Diane Mannion said...

Katherine! Thank you for your comment. Yes, as soon as you aim a camera at someone... they change. That's why I love iPhones. It looks like I'm checking my email but I'm actually snapping a photo. And unless I have permission, I change the character's appearance in the painting. I'm not painting a portrait, but using an impression of a figure in the landscape.

shirley fachilla said...

Love your little guy and the many sets of eyes!
I so agree that a mini sketch before taking up the brush really helps especially when painting from photos or painting a plein air landscape with all that wealth of info.
I've frozen paint but never a painting. That's food for thought as is a lemon!!! pizza!

Diane Mannion said...

Thanks, Shirley! Lemon pizza is amazing! We made another this weekend and it's all gone. I've even started to freeze my brushes instead of washing them so often... think it's better for them and my hands. I love the way I don't waste a speck of paint anymore by freezing it. Even mix leftovers into neutrals and save. Plastic wrap rules.

Kathleen Eve Kelly said...

This kid is adorable! LOVE his innocence. You captured the spirit of the child eating an ice cream cone on a hot day. FANTASTIC!

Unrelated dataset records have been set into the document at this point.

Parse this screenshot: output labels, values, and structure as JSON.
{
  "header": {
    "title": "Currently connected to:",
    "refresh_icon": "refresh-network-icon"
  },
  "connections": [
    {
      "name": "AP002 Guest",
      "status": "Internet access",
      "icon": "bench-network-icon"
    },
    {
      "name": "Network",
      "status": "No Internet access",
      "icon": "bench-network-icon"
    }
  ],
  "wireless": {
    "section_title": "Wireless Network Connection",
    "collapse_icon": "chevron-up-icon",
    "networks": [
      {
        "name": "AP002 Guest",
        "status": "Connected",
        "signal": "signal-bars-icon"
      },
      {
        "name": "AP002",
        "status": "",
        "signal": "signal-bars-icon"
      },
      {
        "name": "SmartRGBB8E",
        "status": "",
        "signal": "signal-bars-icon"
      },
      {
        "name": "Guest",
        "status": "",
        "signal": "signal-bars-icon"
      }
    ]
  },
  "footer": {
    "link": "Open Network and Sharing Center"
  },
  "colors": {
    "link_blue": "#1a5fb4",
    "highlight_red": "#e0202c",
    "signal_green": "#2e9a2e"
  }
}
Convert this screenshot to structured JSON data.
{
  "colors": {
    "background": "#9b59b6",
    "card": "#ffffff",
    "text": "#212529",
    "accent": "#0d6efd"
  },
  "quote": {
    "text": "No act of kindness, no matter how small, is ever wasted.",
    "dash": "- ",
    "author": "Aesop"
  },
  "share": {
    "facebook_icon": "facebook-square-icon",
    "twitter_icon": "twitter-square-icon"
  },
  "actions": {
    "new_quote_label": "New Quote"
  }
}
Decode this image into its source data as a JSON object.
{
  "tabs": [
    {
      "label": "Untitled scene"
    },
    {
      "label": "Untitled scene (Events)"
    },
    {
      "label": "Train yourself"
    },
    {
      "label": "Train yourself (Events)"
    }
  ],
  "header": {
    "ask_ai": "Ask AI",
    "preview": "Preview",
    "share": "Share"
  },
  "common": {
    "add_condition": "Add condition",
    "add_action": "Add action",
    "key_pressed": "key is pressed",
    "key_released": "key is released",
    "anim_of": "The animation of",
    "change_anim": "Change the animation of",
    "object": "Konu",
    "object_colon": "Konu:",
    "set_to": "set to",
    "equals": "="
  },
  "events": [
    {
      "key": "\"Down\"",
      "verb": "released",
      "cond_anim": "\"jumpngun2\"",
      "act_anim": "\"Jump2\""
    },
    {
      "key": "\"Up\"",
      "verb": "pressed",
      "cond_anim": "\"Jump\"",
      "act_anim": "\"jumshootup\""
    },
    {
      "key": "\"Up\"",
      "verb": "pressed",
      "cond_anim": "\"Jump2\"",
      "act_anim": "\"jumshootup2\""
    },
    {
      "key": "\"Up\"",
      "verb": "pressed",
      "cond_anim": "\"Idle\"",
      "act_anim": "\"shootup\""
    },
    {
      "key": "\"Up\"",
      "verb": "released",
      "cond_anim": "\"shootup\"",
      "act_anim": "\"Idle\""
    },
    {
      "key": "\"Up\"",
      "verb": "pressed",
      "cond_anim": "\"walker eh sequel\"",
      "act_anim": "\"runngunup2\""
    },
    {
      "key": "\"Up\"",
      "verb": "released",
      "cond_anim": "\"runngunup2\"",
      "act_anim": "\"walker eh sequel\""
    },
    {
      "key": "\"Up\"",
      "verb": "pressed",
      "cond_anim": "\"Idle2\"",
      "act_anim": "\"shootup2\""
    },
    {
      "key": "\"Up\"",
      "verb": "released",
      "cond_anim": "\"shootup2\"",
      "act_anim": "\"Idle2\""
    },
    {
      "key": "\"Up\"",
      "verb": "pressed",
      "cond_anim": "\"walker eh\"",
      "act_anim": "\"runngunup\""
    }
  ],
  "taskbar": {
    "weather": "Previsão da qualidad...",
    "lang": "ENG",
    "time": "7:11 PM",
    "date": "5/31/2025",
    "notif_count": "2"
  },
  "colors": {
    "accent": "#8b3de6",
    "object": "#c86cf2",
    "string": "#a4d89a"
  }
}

Diane Mannion said...

He was so much fun to paint, Kathleen! Thanks for your comment.